“We have to do it cautiously because our core business is Priority No. 1,” said Mitchell. “Saint John Energy has been in business for 98 years. We do have a vision that we will be regarded as one of the most innovative utilities in the country by the time we turn 100.”

The LED Roadway project came about earlier this year when the federal government provided funding to use streetlights as bases for collecting data in a smart city project.

“It is still a relatively modest pilot where we’re deploying in 10 locations,” said Mitchell. “In each location, there’s a radar sensor to collect data 24/7 to determine traffic patterns, speed of the vehicles, etc.”

He added that the utility has received no complaints about privacy because the sensors do not record licence numbers or identify the vehicles. They only keep aggregated data on traffic speeds for a safety analysis.

“Liveable Cities' speed sensor technology provides a tool that can be quickly and efficiently deployed to address traffic safety and speeding concerns in our communities,” Jeff Libis, Vice President of Sales at Liveable Cities, said in a statement. “The actionable data obtained from our sensor solutions will better inform municipal decisions and reassure citizens that concrete actions are being taken to promote safer communities.”

Mitchell said there are 9,000 streetlights in Saint John and he sees them as valuable assets for collecting data and developing a smart city – that is, an urban area that uses data analytics and digital tools to improve living standards.

Saint John Energy is working with partners on a number of innovation projects, from its participation in smart grid initiatives to its work with startups.
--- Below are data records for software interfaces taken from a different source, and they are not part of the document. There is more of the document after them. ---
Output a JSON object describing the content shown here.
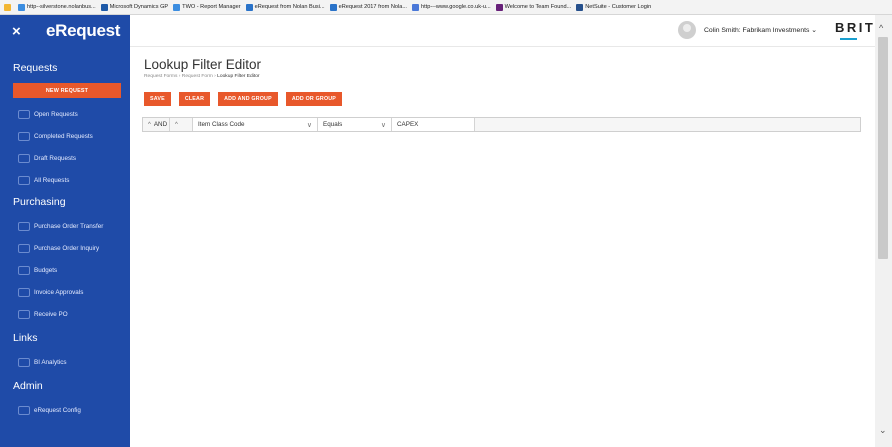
{
  "favorites": [
    {
      "label": "",
      "color": "#f2b632"
    },
    {
      "label": "http--silverstone.nolanbus...",
      "color": "#3b8de0"
    },
    {
      "label": "Microsoft Dynamics GP",
      "color": "#1e5aa8"
    },
    {
      "label": "TWO - Report Manager",
      "color": "#3b8de0"
    },
    {
      "label": "eRequest from Nolan Busi...",
      "color": "#2a73c9"
    },
    {
      "label": "eRequest 2017 from Nola...",
      "color": "#2a73c9"
    },
    {
      "label": "http---www.google.co.uk-u...",
      "color": "#4a78d8"
    },
    {
      "label": "Welcome to Team Found...",
      "color": "#68217a"
    },
    {
      "label": "NetSuite - Customer Login",
      "color": "#26508c"
    }
  ],
  "sidebar": {
    "close_icon": "×",
    "logo": "eRequest",
    "sections": [
      {
        "title": "Requests",
        "button": "NEW REQUEST",
        "items": [
          "Open Requests",
          "Completed Requests",
          "Draft Requests",
          "All Requests"
        ]
      },
      {
        "title": "Purchasing",
        "items": [
          "Purchase Order Transfer",
          "Purchase Order Inquiry",
          "Budgets",
          "Invoice Approvals",
          "Receive PO"
        ]
      },
      {
        "title": "Links",
        "items": [
          "BI Analytics"
        ]
      },
      {
        "title": "Admin",
        "items": [
          "eRequest Config"
        ]
      }
    ]
  },
  "header": {
    "user": "Colin Smith: Fabrikam Investments",
    "user_chevron": "⌄",
    "brand": "BRIT"
  },
  "page": {
    "title": "Lookup Filter Editor",
    "breadcrumb": [
      "Request Forms",
      "Request Form",
      "Lookup Filter Editor"
    ],
    "breadcrumb_sep": "›",
    "actions": [
      "SAVE",
      "CLEAR",
      "ADD AND GROUP",
      "ADD OR GROUP"
    ],
    "filter": {
      "group_caret": "^",
      "group_op": "AND",
      "row_caret": "^",
      "field": "Item Class Code",
      "operator": "Equals",
      "value": "CAPEX"
    }
  },
  "colors": {
    "sidebar_bg": "#1f4ba8",
    "accent": "#e8582b",
    "brand_line": "#1aa0d0"
  },
  "icons": {
    "up": "^",
    "down": "⌄",
    "chevron": "∨"
  }
}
For example, the utility and Fredericton-based Stash Energy have partnered to bring smart, thermal storage heat pumps to as many as 50 Saint John homes over two years.

Saint John Energy is also collaborating with MNP, the national accounting and consulting firm that bought T4G this year, to mine data and gain greater insights into customers’ energy use. And it received $495,000 from the federal government this year to help build 99 electric vehicle fast chargers across the Maritimes.

In most of the these projects, the goal is to improve services for clients and also to battle climate change.

Said Mitchell: “What we see and what’ve heard from our customers is that they want Saint John Energy to keep energy costs low, but they’re concerned about the environment and they want Saint John Energy to look into ways to help them participate in solutions to environmental problems.”